Next appears the acknowledgment of indebtedness. The borrower's name is inserted. It is not necessary to add after his name his place of residence. That is often done however for identification. The borrower is designated as the obligor; he gives his obligation. He acknowledges himself indebted to the lender, known as the obligee; the person who receives the obligation. Often there are several borrowers. Bearing in mind that the lender wants the fullest security, it is customary in such event to insert the words "jointly and severally" following the names of the borrowers. By such an obligation the lender may collect from any one or all of the borrowers. Each of them makes himself liable to pay the entire indebtedness. Of course they may have any arrangement they wish between themselves for contribution, but no burden is placed on the lender to collect proportionately from them.

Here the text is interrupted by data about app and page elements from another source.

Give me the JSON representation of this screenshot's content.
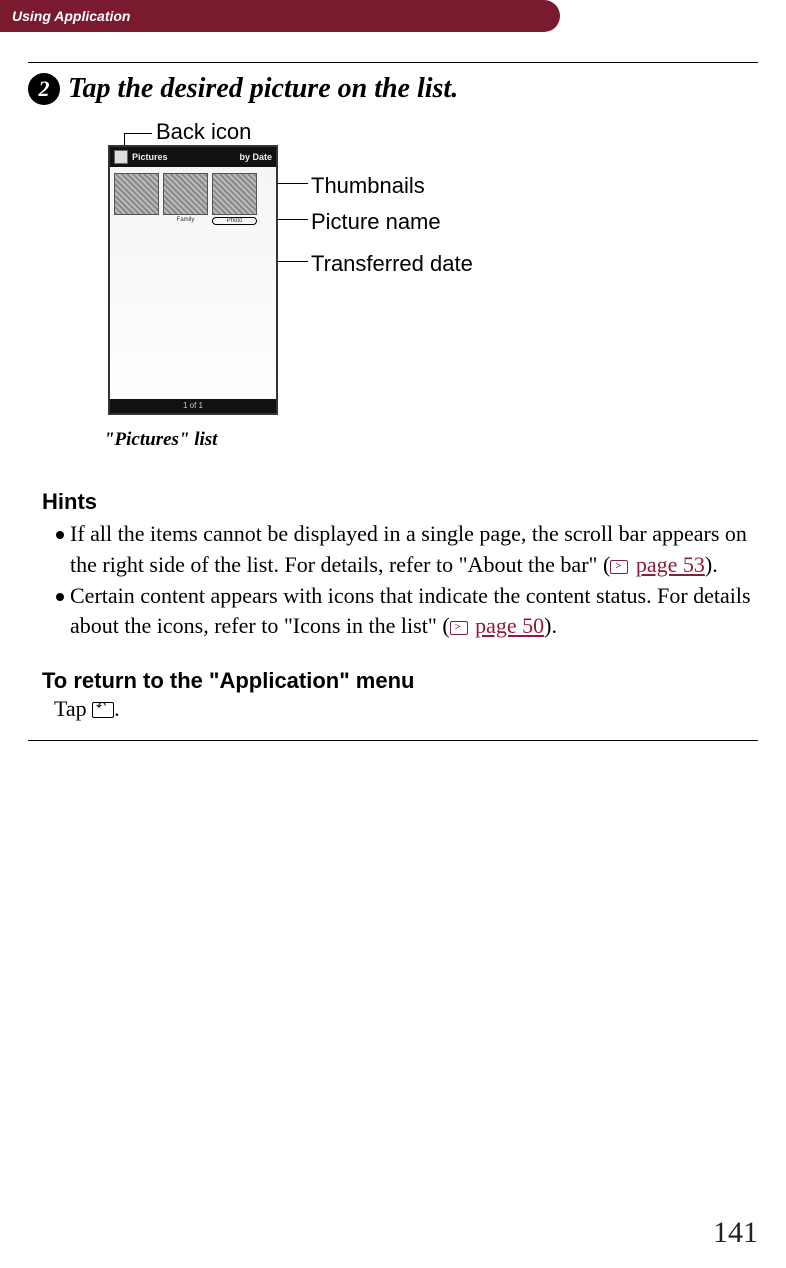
{
  "header": {
    "title": "Using Application"
  },
  "step": {
    "number": "2",
    "text": "Tap the desired picture on the list."
  },
  "callouts": {
    "back": "Back icon",
    "thumbs": "Thumbnails",
    "picname": "Picture name",
    "transdate": "Transferred date"
  },
  "screenshot": {
    "top_left": "Pictures",
    "top_right": "by Date",
    "caption": "\"Pictures\" list",
    "footer": "1 of 1"
  },
  "hints": {
    "title": "Hints",
    "items": [
      {
        "pre": "If all the items cannot be displayed in a single page,  the scroll bar appears on the right side of the list. For details, refer to \"About the bar\" (",
        "link": "page 53",
        "post": ")."
      },
      {
        "pre": "Certain content appears with icons that indicate the content status. For details about the icons, refer to \"Icons in the list\" (",
        "link": "page 50",
        "post": ")."
      }
    ]
  },
  "return_section": {
    "title": "To return to the \"Application\" menu",
    "pre": "Tap ",
    "post": "."
  },
  "page_number": "141"
}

Following the designation of the obligee is stated the amount of the indebtedness; "........................dollars, lawful money of the United States." That is the usual form, and calls for any sort of legal tender of the United States; gold, United States notes, silver dollars and fractional currency in limited amounts. Bank notes, silver and gold certificates and certificates of deposit are not legal tender. In many countries the national paper money is worth less than its face value. While this is not so in the United States, nevertheless many foreign lenders desire that the borrower obligate himself to pay "in gold coin of the United States of the present weight and fineness." A bond containing such a form of obligation is known as a gold bond. Upon payment of such a bond the lender may accept payment in paper money, but should it be depreciated, he need not take it; he may insist on payment in gold.